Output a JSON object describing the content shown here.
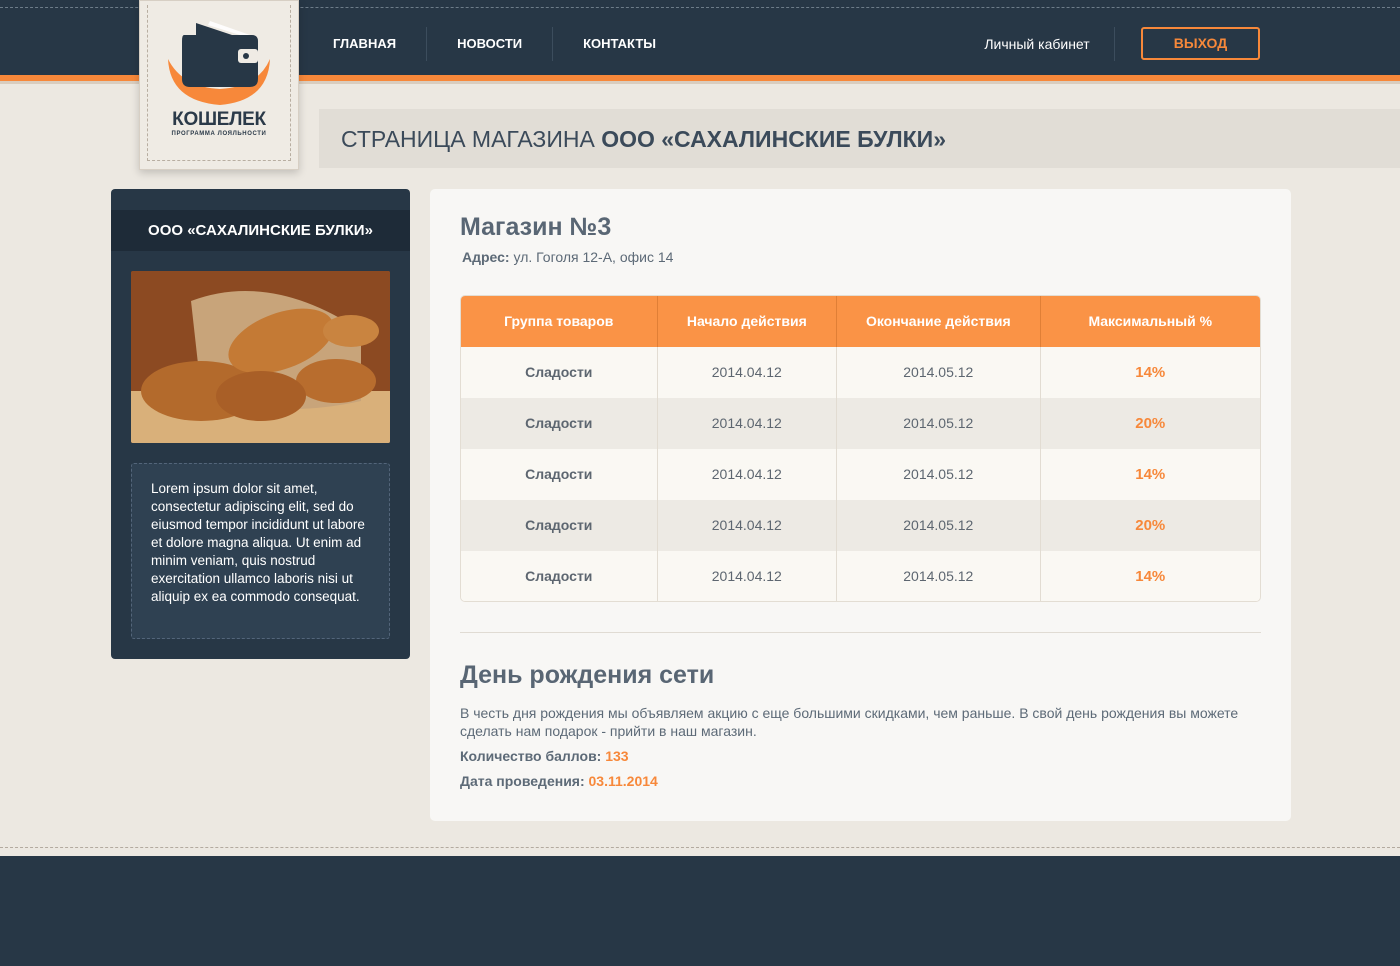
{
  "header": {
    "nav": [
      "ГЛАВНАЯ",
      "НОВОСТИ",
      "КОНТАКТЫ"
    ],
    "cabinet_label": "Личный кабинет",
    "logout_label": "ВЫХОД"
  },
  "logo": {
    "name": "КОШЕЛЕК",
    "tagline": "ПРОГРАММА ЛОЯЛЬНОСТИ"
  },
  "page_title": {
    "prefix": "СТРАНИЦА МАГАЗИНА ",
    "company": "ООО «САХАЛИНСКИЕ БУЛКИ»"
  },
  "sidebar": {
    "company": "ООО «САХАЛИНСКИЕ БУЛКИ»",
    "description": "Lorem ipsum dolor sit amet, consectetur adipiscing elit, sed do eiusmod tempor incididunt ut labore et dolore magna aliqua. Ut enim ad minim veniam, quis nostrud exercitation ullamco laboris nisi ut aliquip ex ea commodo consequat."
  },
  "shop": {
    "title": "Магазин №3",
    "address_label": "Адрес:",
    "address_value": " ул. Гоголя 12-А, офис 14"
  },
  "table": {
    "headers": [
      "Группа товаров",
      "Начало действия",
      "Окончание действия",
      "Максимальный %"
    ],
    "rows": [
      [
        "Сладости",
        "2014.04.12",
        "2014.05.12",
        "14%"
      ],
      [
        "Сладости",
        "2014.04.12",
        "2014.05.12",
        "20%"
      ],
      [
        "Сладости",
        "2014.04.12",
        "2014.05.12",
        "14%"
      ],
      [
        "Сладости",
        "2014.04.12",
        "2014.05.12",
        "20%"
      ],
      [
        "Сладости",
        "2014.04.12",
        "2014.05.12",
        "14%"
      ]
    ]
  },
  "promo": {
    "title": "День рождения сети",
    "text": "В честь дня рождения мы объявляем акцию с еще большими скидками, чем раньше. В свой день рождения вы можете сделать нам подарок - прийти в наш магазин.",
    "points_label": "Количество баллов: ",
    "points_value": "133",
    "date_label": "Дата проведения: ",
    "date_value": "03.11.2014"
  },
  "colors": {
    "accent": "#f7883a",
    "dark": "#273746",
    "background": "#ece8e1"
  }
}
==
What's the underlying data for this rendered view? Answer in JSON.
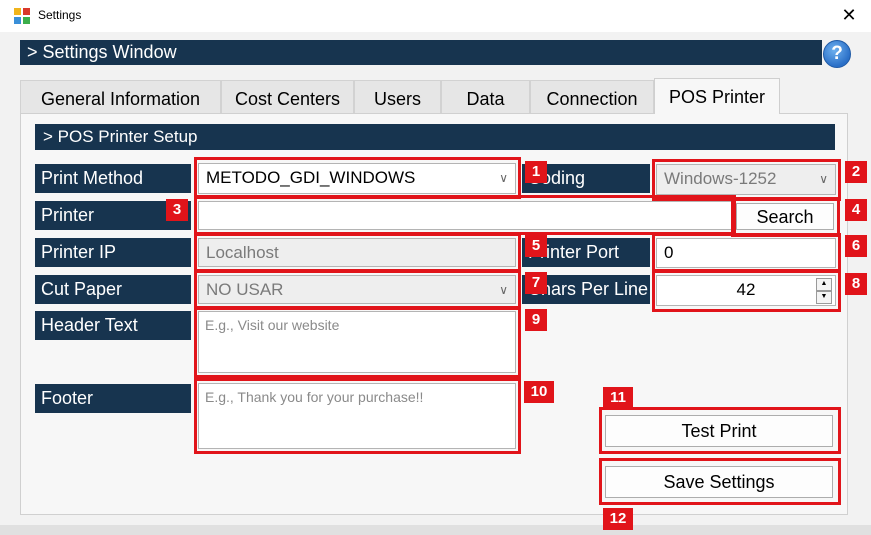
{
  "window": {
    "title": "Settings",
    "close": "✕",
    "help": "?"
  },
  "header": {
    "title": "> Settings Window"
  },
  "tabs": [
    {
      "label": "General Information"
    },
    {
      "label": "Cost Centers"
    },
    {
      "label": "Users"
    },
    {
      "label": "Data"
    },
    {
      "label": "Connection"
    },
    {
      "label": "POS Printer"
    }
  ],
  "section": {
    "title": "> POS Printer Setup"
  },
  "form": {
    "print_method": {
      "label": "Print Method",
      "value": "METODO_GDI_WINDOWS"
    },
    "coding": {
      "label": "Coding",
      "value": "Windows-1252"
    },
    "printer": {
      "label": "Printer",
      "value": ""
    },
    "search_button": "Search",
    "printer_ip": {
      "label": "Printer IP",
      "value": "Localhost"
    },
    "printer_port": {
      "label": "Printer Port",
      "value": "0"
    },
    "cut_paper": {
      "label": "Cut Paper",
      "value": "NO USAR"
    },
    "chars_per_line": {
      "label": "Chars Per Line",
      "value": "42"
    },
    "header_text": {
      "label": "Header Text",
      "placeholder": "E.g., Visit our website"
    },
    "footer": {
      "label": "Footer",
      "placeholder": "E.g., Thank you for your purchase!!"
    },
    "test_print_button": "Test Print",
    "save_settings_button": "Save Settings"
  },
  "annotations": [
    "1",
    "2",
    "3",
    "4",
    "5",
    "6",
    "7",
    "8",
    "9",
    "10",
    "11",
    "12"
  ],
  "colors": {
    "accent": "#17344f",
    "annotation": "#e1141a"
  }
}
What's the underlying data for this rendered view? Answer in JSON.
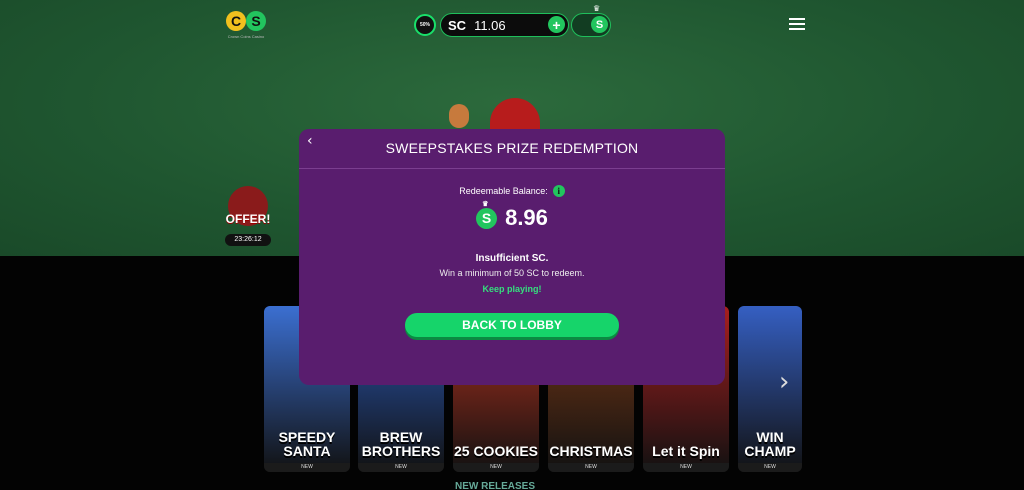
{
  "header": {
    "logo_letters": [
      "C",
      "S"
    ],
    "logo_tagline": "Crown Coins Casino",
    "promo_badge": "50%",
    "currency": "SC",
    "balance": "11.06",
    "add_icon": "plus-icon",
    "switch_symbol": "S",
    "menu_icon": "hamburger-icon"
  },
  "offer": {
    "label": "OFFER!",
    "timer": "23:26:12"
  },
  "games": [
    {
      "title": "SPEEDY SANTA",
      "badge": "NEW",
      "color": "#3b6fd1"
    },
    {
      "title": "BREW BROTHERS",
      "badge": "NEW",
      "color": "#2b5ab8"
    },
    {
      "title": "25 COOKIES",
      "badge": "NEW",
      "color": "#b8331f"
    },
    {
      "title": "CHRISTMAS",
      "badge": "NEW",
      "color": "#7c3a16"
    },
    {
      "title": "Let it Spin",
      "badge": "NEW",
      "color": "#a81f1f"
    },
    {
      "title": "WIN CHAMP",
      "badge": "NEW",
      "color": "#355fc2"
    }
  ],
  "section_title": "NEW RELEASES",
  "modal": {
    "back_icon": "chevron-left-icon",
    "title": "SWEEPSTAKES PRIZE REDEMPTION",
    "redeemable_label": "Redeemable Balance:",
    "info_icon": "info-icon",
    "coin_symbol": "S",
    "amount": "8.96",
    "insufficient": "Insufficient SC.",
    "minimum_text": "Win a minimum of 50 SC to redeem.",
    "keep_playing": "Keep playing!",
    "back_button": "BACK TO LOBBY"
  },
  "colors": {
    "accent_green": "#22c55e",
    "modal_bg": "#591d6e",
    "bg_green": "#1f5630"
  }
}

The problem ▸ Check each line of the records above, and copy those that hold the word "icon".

Solution to this task ▸
    "add_icon": "plus-icon",
    "menu_icon": "hamburger-icon"
    "back_icon": "chevron-left-icon",
    "info_icon": "info-icon",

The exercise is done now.